Tongue-tied in the Suburbs
When we decided to move to the Detroit Metropolitan Area, one of the most segregated communities in America, we chose a suburb with an excellent high school for our fourteen year old daughter. Our friends were astonished. How could we, who had always fought for civil rights, move to a suburb so racist that the deed to every house forbade Blacks and Jews to live there?
“People might listen to us,” I answered.
It wasn’t long before I was put to the test. We were talking over coffee after a tennis game.
I wanted to do was tell her she ought to know better than to engage in white flight, but Betty had a temper.
I couldn’t think of any other way to put it, so I kept quiet.
That silence haunted me for weeks. If I didn’t say anything, I was condoning Betty’s racism, wasn’t I?
I called a friend in Lathrup Village.
“I have lived here for fifteen years and love the neighborhood’s diversity. Besides, the housing values have gone up 15% in the last two years.”
I called another friend who gives workshops on racial healing.
“Interrupt oppressive speech,” said Mary. “Know your facts. Be sure that you stick to ‘I’ statements. Don’t point your finger at Betty or use ‘you’ phrases like ‘you shouldn’t say that.’”
I practiced a bit. “Let’s see: I would enjoy living in a more diverse community and I have a friend in Lathrup Village whose property values have gone up.”
I went back to the tennis court, but Betty didn’t bring up moving. One day, someone mentioned affirmative action.
“My grandparents came from Poland,” she declared petulantly. “They worked hard and they made it. I don’t see why Black people can’t do what we did.”
“Facts,” I muttered frantically to myself; “’I’ statements, no ‘you’ statements, no blaming.”
“Those immigrants planned their journeys in advance,” I said. “They saved up money for their passage and had relatives in America. African Americans were kidnapped and enslaved, had no money or friends, and were deliberately separated from their tribes when they were sold.”
Betty seemed startled, but she didn’t argue. My friends looked interested, not antagonistic. I felt elated. I had found a way to stand up for my values when prejudiced remarks were made. I needed to learn facts, work on my temper, and practice making “I” remarks in front of my mirror until I could get a genuinely non-blaming expression onto my face.
Practice makes perfect:
You have just been to lunch with a white acquaintance. As you walk back to your car, she realizes she has left her pocketbook at the table. You go back to look, but it isn’t there. She declares:
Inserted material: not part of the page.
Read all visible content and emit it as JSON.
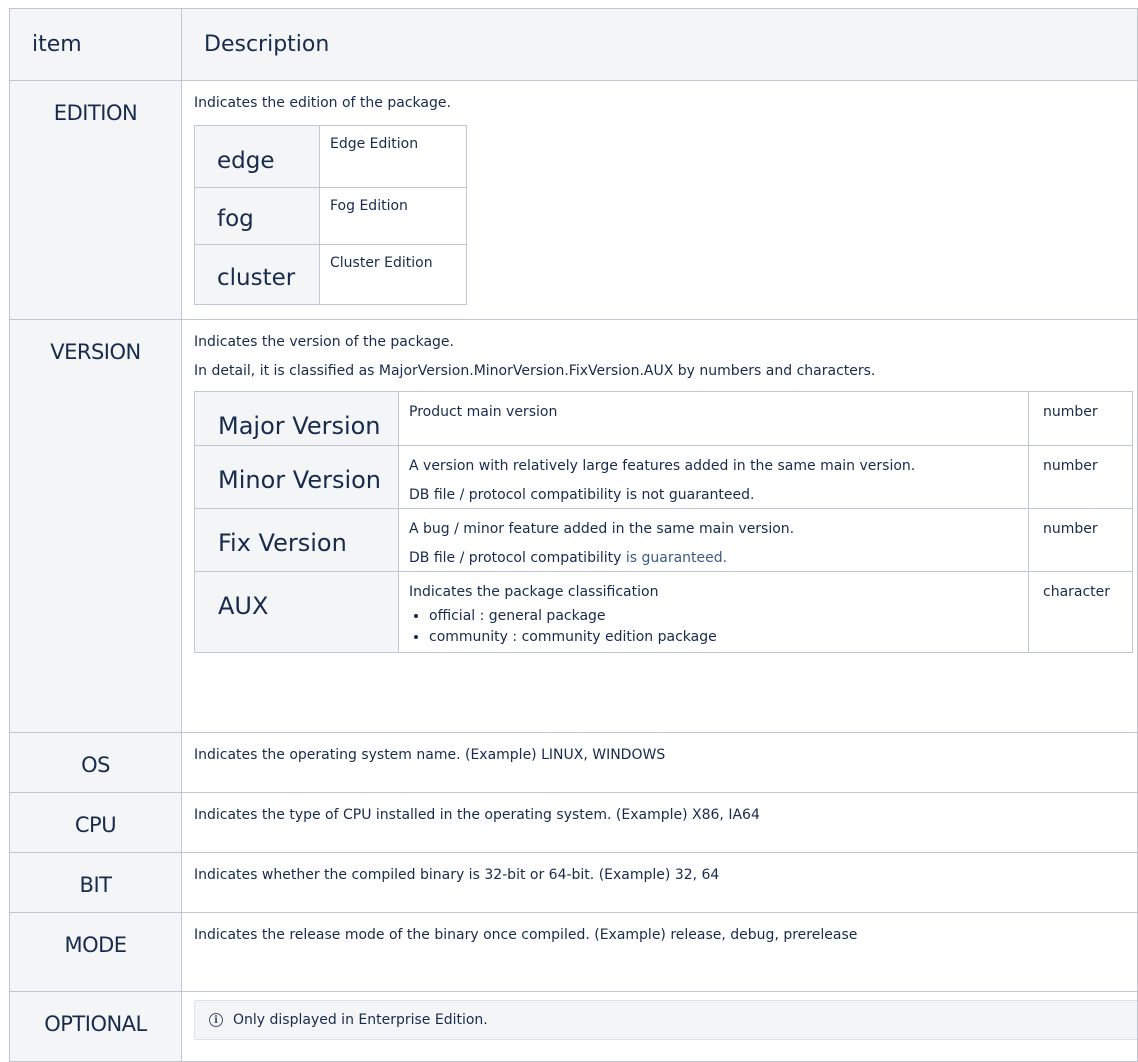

“It would be right where I left it if they hadn’t hired so many black waitresses.”
How might you respond?
Annis Pratt is a writer and community activist living in Birmingham, Michigan. She is the author of three non-fiction books and a series of environmental novels. (see http://www.annisvpratt.com).